E-commerce provisions important in India’s withdrawal from the RCEP
November 19, 2019: Kanksshi Agarwal, a policy and political researcher based in Delhi, has analysed the role that e-commerce provisions in the Regional Comprehensive Economic Partnership (RCEP) have played in India’s decision to withdraw from the agreement.
Agarwal emphasises the importance of e-commerce for developing countries. She argues that e-commerce can help to address the global economic divide but warns that developing countries require the flexibility to develop their own regulatory frameworks, which facilitate their digital industrialisation and ensure they are not locked out of the digital economy.
However, Agarwal suggests that the leaked terms of reference for the RCEP working group on E-commerce shows that the proposed model for e-commerce in the RCEP is similar to the Trans-Pacific Partnership Agreement (TPP-11) and would be of most benefit to China’s big tech companies rather than other developing country members of the RCEP, including India,

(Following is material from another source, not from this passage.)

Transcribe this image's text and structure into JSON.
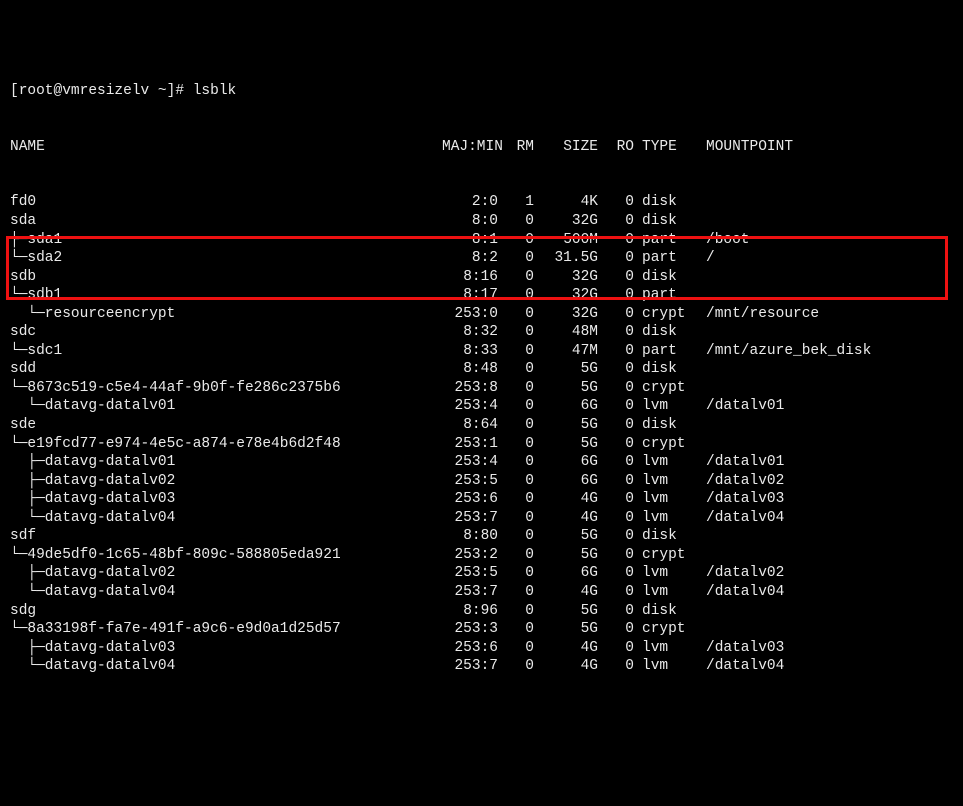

Agarwal suggests that disagreement between India and other RCEP countries relates to:
- The prohibition on national requirement to mandate storage and processing of data locally
- The Cross-border transfer of information
- Online consumer protection and personal data protection
She points to contradictions between RCEP provisions and pending domestic legislation in India, including the 2018 Draft Personal Data Protection Bill, which if passed would mandate data localisation for e-commerce entities and service providers and the draft national e-commerce policy which could restrict cross border data flows.